### Prompt
Start at the first record below and retype through the last, exactly.

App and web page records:
= = =

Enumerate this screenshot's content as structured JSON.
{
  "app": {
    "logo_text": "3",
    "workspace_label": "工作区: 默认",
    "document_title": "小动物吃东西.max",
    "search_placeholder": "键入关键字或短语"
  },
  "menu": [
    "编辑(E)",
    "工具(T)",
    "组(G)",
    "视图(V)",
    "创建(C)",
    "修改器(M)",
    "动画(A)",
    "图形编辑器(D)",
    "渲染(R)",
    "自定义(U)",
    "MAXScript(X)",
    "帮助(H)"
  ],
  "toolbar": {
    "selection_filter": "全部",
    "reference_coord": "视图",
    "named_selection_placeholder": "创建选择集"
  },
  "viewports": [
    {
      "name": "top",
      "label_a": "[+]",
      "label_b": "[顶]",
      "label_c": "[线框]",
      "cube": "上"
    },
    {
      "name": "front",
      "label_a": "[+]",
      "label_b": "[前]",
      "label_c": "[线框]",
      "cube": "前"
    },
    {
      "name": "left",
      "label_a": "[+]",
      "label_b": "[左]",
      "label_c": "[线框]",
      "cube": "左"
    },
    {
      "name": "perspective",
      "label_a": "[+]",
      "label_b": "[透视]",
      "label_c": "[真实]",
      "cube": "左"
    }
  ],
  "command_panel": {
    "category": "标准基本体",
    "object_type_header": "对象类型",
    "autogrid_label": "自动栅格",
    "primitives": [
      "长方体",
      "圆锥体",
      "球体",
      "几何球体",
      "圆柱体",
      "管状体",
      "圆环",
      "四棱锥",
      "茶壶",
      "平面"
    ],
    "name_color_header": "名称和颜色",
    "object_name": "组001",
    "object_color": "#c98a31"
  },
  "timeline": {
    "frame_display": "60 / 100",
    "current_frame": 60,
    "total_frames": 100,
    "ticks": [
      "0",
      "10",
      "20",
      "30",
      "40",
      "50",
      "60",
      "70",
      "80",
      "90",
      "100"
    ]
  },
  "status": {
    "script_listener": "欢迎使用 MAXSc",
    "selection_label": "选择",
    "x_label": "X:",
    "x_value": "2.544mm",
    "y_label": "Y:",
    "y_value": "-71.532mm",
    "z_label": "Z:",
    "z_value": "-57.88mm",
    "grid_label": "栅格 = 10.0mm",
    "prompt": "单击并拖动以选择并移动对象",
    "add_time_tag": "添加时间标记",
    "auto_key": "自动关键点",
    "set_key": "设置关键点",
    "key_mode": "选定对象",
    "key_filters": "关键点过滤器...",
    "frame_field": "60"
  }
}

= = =

### Exercise answer
Enumerate this screenshot's content as structured JSON.
{
  "app": {
    "logo_text": "3",
    "workspace_label": "工作区: 默认",
    "document_title": "小动物吃东西.max",
    "search_placeholder": "键入关键字或短语"
  },
  "menu": [
    "编辑(E)",
    "工具(T)",
    "组(G)",
    "视图(V)",
    "创建(C)",
    "修改器(M)",
    "动画(A)",
    "图形编辑器(D)",
    "渲染(R)",
    "自定义(U)",
    "MAXScript(X)",
    "帮助(H)"
  ],
  "toolbar": {
    "selection_filter": "全部",
    "reference_coord": "视图",
    "named_selection_placeholder": "创建选择集"
  },
  "viewports": [
    {
      "name": "top",
      "label_a": "[+]",
      "label_b": "[顶]",
      "label_c": "[线框]",
      "cube": "上"
    },
    {
      "name": "front",
      "label_a": "[+]",
      "label_b": "[前]",
      "label_c": "[线框]",
      "cube": "前"
    },
    {
      "name": "left",
      "label_a": "[+]",
      "label_b": "[左]",
      "label_c": "[线框]",
      "cube": "左"
    },
    {
      "name": "perspective",
      "label_a": "[+]",
      "label_b": "[透视]",
      "label_c": "[真实]",
      "cube": "左"
    }
  ],
  "command_panel": {
    "category": "标准基本体",
    "object_type_header": "对象类型",
    "autogrid_label": "自动栅格",
    "primitives": [
      "长方体",
      "圆锥体",
      "球体",
      "几何球体",
      "圆柱体",
      "管状体",
      "圆环",
      "四棱锥",
      "茶壶",
      "平面"
    ],
    "name_color_header": "名称和颜色",
    "object_name": "组001",
    "object_color": "#c98a31"
  },
  "timeline": {
    "frame_display": "60 / 100",
    "current_frame": 60,
    "total_frames": 100,
    "ticks": [
      "0",
      "10",
      "20",
      "30",
      "40",
      "50",
      "60",
      "70",
      "80",
      "90",
      "100"
    ]
  },
  "status": {
    "script_listener": "欢迎使用 MAXSc",
    "selection_label": "选择",
    "x_label": "X:",
    "x_value": "2.544mm",
    "y_label": "Y:",
    "y_value": "-71.532mm",
    "z_label": "Z:",
    "z_value": "-57.88mm",
    "grid_label": "栅格 = 10.0mm",
    "prompt": "单击并拖动以选择并移动对象",
    "add_time_tag": "添加时间标记",
    "auto_key": "自动关键点",
    "set_key": "设置关键点",
    "key_mode": "选定对象",
    "key_filters": "关键点过滤器...",
    "frame_field": "60"
  }
}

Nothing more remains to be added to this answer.